- About “-GOFORIT …”: How come you are using this? what kind of messages led you to use this, which might mask some deep matrix-creation problems? From 3dDeconvolve’s help:
[-GOFORIT [g]] Use this to proceed even if the matrix has
bad problems (e.g., duplicate columns, large
condition number, etc.).
*N.B.: Warnings that you should particularly heed have
the string '!!' somewhere in their text.
*N.B.: Error and Warning messages go to stderr and
also to file 3dDeconvolve.err.
++ You can disable the creation of this .err
file by setting environment variable
AFNI_USE_ERROR_FILE to NO before running
*N.B.: The optional number 'g' that appears is the
number of warnings that can be ignored.
That is, if you use -GOFORIT 7 and 9 '!!'
matrix warnings appear, then the program will
not run. If 'g' is not present, 1 is used.
3dREMLfit’s help also warns about making sure you can justify using this opt.
- The polort message: to capture looooong slow drifts of the time series baseline, one option is to include low-order polynomials in the regression model. The degree of polynomial to use can be specified here with “-regress_polort …”. How do you know what order to keep? The option’s help elucidates:
-regress_polort DEGREE : specify the polynomial degree of baseline
e.g. -regress_polort 2
default: 1 + floor(run_length / 150.0)
3dDeconvolve models the baseline for each run separately, using
Legendre polynomials (by default). This option specifies the
degree of polynomial. Note that this will create DEGREE * NRUNS
The default is computed from the length of a run, in seconds, as
shown above. For example, if each run were 320 seconds, then the
default polort would be 3 (cubic).
* It is also possible to use a high-pass filter to model baseline
drift (using sinusoids). Since sinusoids do not model quadratic
drift well, one could consider using both, as in:
-regress_polort 2 \
-regress_bandpass 0.01 1
Here, the sinusoids allow every frequency from 0.01 on up to pass
(assuming the Nyquist frequency is <= 1), modeling the lower
frequencies as regressors of no interest, along with 3 terms for
Please see '3dDeconvolve -help' for more information
Basically, there is a rule-of-thumb based on the EPI duration (which appears to be 437.5 s in your case here—you can see what value of polort that gives in the formulation noted in the above help). Because you didn’t specify anything wtih this opt, the script generates its own choice.
For very long time series, we would recomment using “high pass” bandpassing, putting regressors with loooow frequency into the model (say, below 0.001 Hz), because the polynomials can become a bit unruly at very high orders.
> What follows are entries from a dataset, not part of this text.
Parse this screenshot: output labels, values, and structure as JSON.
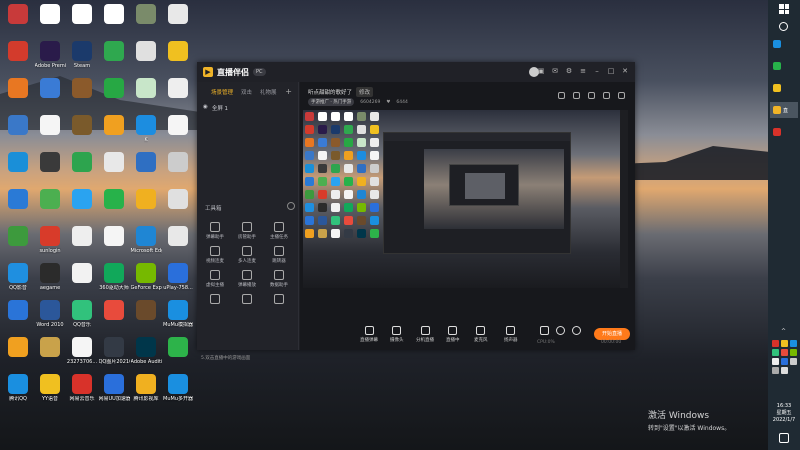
{
  "desktop": {
    "icons": [
      {
        "label": "",
        "color": "#c83a3a"
      },
      {
        "label": "",
        "color": "#ffffff"
      },
      {
        "label": "",
        "color": "#ffffff"
      },
      {
        "label": "",
        "color": "#ffffff"
      },
      {
        "label": "",
        "color": "#7a8b6a"
      },
      {
        "label": "",
        "color": "#e8e8e8"
      },
      {
        "label": "",
        "color": "#d33b2c"
      },
      {
        "label": "Adobe Premie...",
        "color": "#2a1b4a"
      },
      {
        "label": "Steam",
        "color": "#1b3a6b"
      },
      {
        "label": "",
        "color": "#2fa84f"
      },
      {
        "label": "",
        "color": "#e0e0e0"
      },
      {
        "label": "",
        "color": "#f0c020"
      },
      {
        "label": "",
        "color": "#e87722"
      },
      {
        "label": "",
        "color": "#3a7bd5"
      },
      {
        "label": "",
        "color": "#8b5a2b"
      },
      {
        "label": "",
        "color": "#27a844"
      },
      {
        "label": "",
        "color": "#c8e6c9"
      },
      {
        "label": "",
        "color": "#eeeeee"
      },
      {
        "label": "",
        "color": "#3a78c8"
      },
      {
        "label": "",
        "color": "#f5f5f5"
      },
      {
        "label": "",
        "color": "#7a5a2b"
      },
      {
        "label": "",
        "color": "#f0a020"
      },
      {
        "label": "K",
        "color": "#1c8de0"
      },
      {
        "label": "",
        "color": "#f5f5f5"
      },
      {
        "label": "",
        "color": "#1a8fd8"
      },
      {
        "label": "",
        "color": "#3a3a3a"
      },
      {
        "label": "",
        "color": "#2da44e"
      },
      {
        "label": "",
        "color": "#e8e8e8"
      },
      {
        "label": "",
        "color": "#2f6fc2"
      },
      {
        "label": "",
        "color": "#cccccc"
      },
      {
        "label": "",
        "color": "#2a7ad6"
      },
      {
        "label": "",
        "color": "#4caf50"
      },
      {
        "label": "",
        "color": "#2aa3f0"
      },
      {
        "label": "",
        "color": "#27b24a"
      },
      {
        "label": "",
        "color": "#f0b020"
      },
      {
        "label": "",
        "color": "#e0e0e0"
      },
      {
        "label": "",
        "color": "#3d9a3d"
      },
      {
        "label": "sunlogin",
        "color": "#d83b2a"
      },
      {
        "label": "",
        "color": "#eeeeee"
      },
      {
        "label": "",
        "color": "#f5f5f5"
      },
      {
        "label": "Microsoft Edge",
        "color": "#1f86d4"
      },
      {
        "label": "",
        "color": "#e8e8e8"
      },
      {
        "label": "QQ影音",
        "color": "#1f8fe0"
      },
      {
        "label": "aegame",
        "color": "#2b2b2b"
      },
      {
        "label": "",
        "color": "#f2f2f2"
      },
      {
        "label": "360驱动大师",
        "color": "#11a85a"
      },
      {
        "label": "GeForce Experience",
        "color": "#76b900"
      },
      {
        "label": "uPlay-758...",
        "color": "#2a6fdb"
      },
      {
        "label": "",
        "color": "#2a74d8"
      },
      {
        "label": "Word 2010",
        "color": "#2b579a"
      },
      {
        "label": "QQ音乐",
        "color": "#31c27c"
      },
      {
        "label": "",
        "color": "#e84b3c"
      },
      {
        "label": "",
        "color": "#6a4a2b"
      },
      {
        "label": "MuMu模拟器",
        "color": "#1a8fe0"
      },
      {
        "label": "",
        "color": "#f0a020"
      },
      {
        "label": "",
        "color": "#c9a24a"
      },
      {
        "label": "23273706...",
        "color": "#f5f5f5"
      },
      {
        "label": "QQ图片20210911...",
        "color": "#333a45"
      },
      {
        "label": "Adobe Audition...",
        "color": "#00364a"
      },
      {
        "label": "",
        "color": "#2db34a"
      },
      {
        "label": "腾讯QQ",
        "color": "#1a8fe0"
      },
      {
        "label": "YY语音",
        "color": "#f0c020"
      },
      {
        "label": "网易云音乐",
        "color": "#d8322a"
      },
      {
        "label": "网易UU加速器",
        "color": "#2a6fdb"
      },
      {
        "label": "腾讯影视库",
        "color": "#f0b020"
      },
      {
        "label": "MuMu多开器",
        "color": "#1a8fe0"
      }
    ],
    "activation": {
      "line1": "激活 Windows",
      "line2": "转到\"设置\"以激活 Windows。"
    }
  },
  "app": {
    "name": "直播伴侣",
    "version": "PC",
    "tabs": [
      "场景管理",
      "双击",
      "礼物展"
    ],
    "scene_label": "全屏 1",
    "tools_header": "工具箱",
    "tools": [
      {
        "label": "弹幕助手"
      },
      {
        "label": "房管助手"
      },
      {
        "label": "主播任务"
      },
      {
        "label": "视频连麦"
      },
      {
        "label": "多人连麦"
      },
      {
        "label": "跳转器"
      },
      {
        "label": "虚拟主播"
      },
      {
        "label": "弹幕播放"
      },
      {
        "label": "数据助手"
      },
      {
        "label": ""
      },
      {
        "label": ""
      },
      {
        "label": ""
      }
    ],
    "side_note": "5.双击直播中的游戏画面",
    "room_title": "听点甜甜的歌好了",
    "edit_label": "修改",
    "room_category": "手游推广 · 热门手游",
    "room_id": "6604269",
    "room_fans": "6444",
    "bottom_bar": [
      {
        "label": "直播弹幕"
      },
      {
        "label": "摄像头"
      },
      {
        "label": "分机直播"
      },
      {
        "label": "直播中"
      },
      {
        "label": "麦克风"
      },
      {
        "label": "扬声器"
      }
    ],
    "go_live_label": "开始直播",
    "status_time": "00:00:00",
    "status_cpu": "CPU:0%"
  },
  "taskbar": {
    "apps": [
      {
        "label": "",
        "color": "#1a8fe0",
        "active": false
      },
      {
        "label": "",
        "color": "#27b24a",
        "active": false
      },
      {
        "label": "",
        "color": "#f0c020",
        "active": false
      },
      {
        "label": "直",
        "color": "#f0b428",
        "active": true
      },
      {
        "label": "",
        "color": "#d8322a",
        "active": false
      }
    ],
    "clock_time": "16:33",
    "clock_weekday": "星期五",
    "clock_date": "2022/1/7"
  }
}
- Re. censoring: These are pretty large values to use as thresholds:
Did your subjects move a lot, and/or is this a “difficult” scanning population? For standard human FMRI acquisitions (voxels about 2-3mm), we might recommend starting with:
-regress_censor_outliers 0.05 \
-regress_censor_motion 0.3 \
The tradeoff is: lower values mean harsher thresholding and therefore fewer time points left in the data; however, higher values mean potentially leaving in more motion-contaminated data, throwing off results. Motion tends to be of larger concern in resting state FMRI, because you don’t have task stimuli to try to model, but it is worth seeing if you can lower these thresholds and still process your data.
- Re motion regressing—that is specified with this option:
-regress_apply_mot_types demean deriv\
Normally, the “deriv” part is just included for resting state processing, and not for task. As noted above, resting state data is more sensitive to motion than task-based data. The “sacrifice” you make by including “deriv” is that 6 more degrees of freedom get used up in your model (because you are adding 6 more regressors to your model).
- We often include this option for motion regression when you have multiple runs in a single afni_proc.py call:
- it is probably worth looking at the MASKING NOTE, as the output advises:
It might be worth including this opt:
-mask_epi_anat yes \
… to calculate the stricter mask, for either later use or for QC estimates.
- For QC, you should reeeeally consider adding this opt:
… to get the fuller QC HTML output. It just requires you having Python and matplotlib on your OS.
- Re. anaticor: you don’t want to run " -regress_anaticor_fast ", instead? of “-regress_anaticor”?